*** DATA FOR THIS EXERCISE Section Begins ***

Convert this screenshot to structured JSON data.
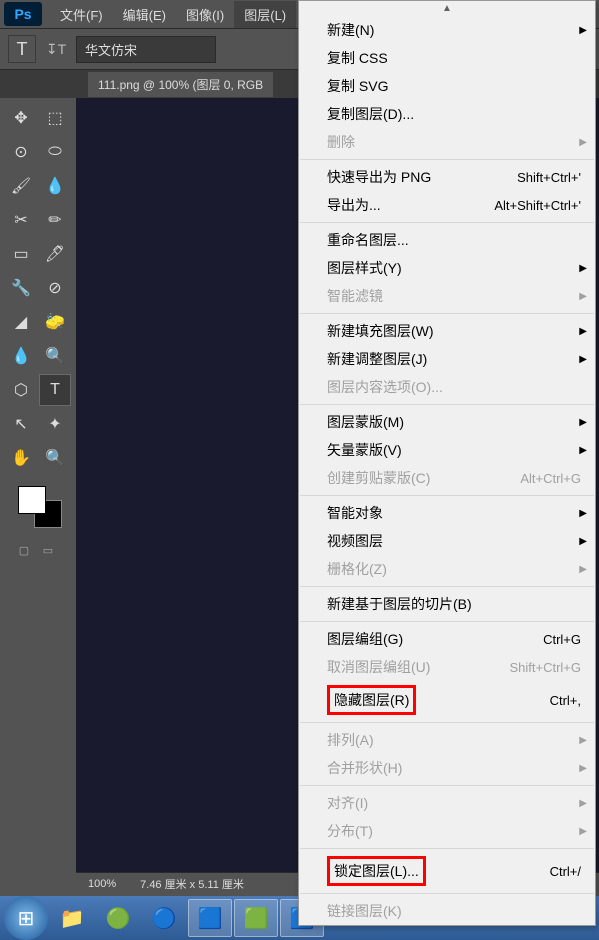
{
  "menubar": {
    "items": [
      "文件(F)",
      "编辑(E)",
      "图像(I)",
      "图层(L)"
    ]
  },
  "optionsbar": {
    "tool_icon": "T",
    "font_name": "华文仿宋"
  },
  "document": {
    "tab_label": "111.png @ 100% (图层 0, RGB"
  },
  "statusbar": {
    "zoom": "100%",
    "dimensions": "7.46 厘米 x 5.11 厘米"
  },
  "dropdown": {
    "groups": [
      [
        {
          "label": "新建(N)",
          "sub": true
        },
        {
          "label": "复制 CSS"
        },
        {
          "label": "复制 SVG"
        },
        {
          "label": "复制图层(D)..."
        },
        {
          "label": "删除",
          "disabled": true,
          "sub": true
        }
      ],
      [
        {
          "label": "快速导出为 PNG",
          "shortcut": "Shift+Ctrl+'"
        },
        {
          "label": "导出为...",
          "shortcut": "Alt+Shift+Ctrl+'"
        }
      ],
      [
        {
          "label": "重命名图层..."
        },
        {
          "label": "图层样式(Y)",
          "sub": true
        },
        {
          "label": "智能滤镜",
          "disabled": true,
          "sub": true
        }
      ],
      [
        {
          "label": "新建填充图层(W)",
          "sub": true
        },
        {
          "label": "新建调整图层(J)",
          "sub": true
        },
        {
          "label": "图层内容选项(O)...",
          "disabled": true
        }
      ],
      [
        {
          "label": "图层蒙版(M)",
          "sub": true
        },
        {
          "label": "矢量蒙版(V)",
          "sub": true
        },
        {
          "label": "创建剪贴蒙版(C)",
          "shortcut": "Alt+Ctrl+G",
          "disabled": true
        }
      ],
      [
        {
          "label": "智能对象",
          "sub": true
        },
        {
          "label": "视频图层",
          "sub": true
        },
        {
          "label": "栅格化(Z)",
          "disabled": true,
          "sub": true
        }
      ],
      [
        {
          "label": "新建基于图层的切片(B)"
        }
      ],
      [
        {
          "label": "图层编组(G)",
          "shortcut": "Ctrl+G"
        },
        {
          "label": "取消图层编组(U)",
          "shortcut": "Shift+Ctrl+G",
          "disabled": true
        },
        {
          "label": "隐藏图层(R)",
          "shortcut": "Ctrl+,",
          "highlight": true
        }
      ],
      [
        {
          "label": "排列(A)",
          "disabled": true,
          "sub": true
        },
        {
          "label": "合并形状(H)",
          "disabled": true,
          "sub": true
        }
      ],
      [
        {
          "label": "对齐(I)",
          "disabled": true,
          "sub": true
        },
        {
          "label": "分布(T)",
          "disabled": true,
          "sub": true
        }
      ],
      [
        {
          "label": "锁定图层(L)...",
          "shortcut": "Ctrl+/",
          "highlight": true
        }
      ],
      [
        {
          "label": "链接图层(K)",
          "disabled": true
        }
      ]
    ]
  },
  "tools": {
    "icons": [
      "✥",
      "⬚",
      "⊙",
      "⬭",
      "🖌",
      "💧",
      "✂",
      "✏",
      "▭",
      "🖊",
      "🔧",
      "⊘",
      "◢",
      "🧽",
      "💧",
      "🔍",
      "⬡",
      "T",
      "↖",
      "✦",
      "✋",
      "🔍"
    ]
  }
}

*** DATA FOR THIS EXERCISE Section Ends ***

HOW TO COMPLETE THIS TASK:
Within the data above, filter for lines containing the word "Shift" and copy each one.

RESPONSE AREA:
          "shortcut": "Shift+Ctrl+'"
          "shortcut": "Alt+Shift+Ctrl+'"
          "shortcut": "Shift+Ctrl+G",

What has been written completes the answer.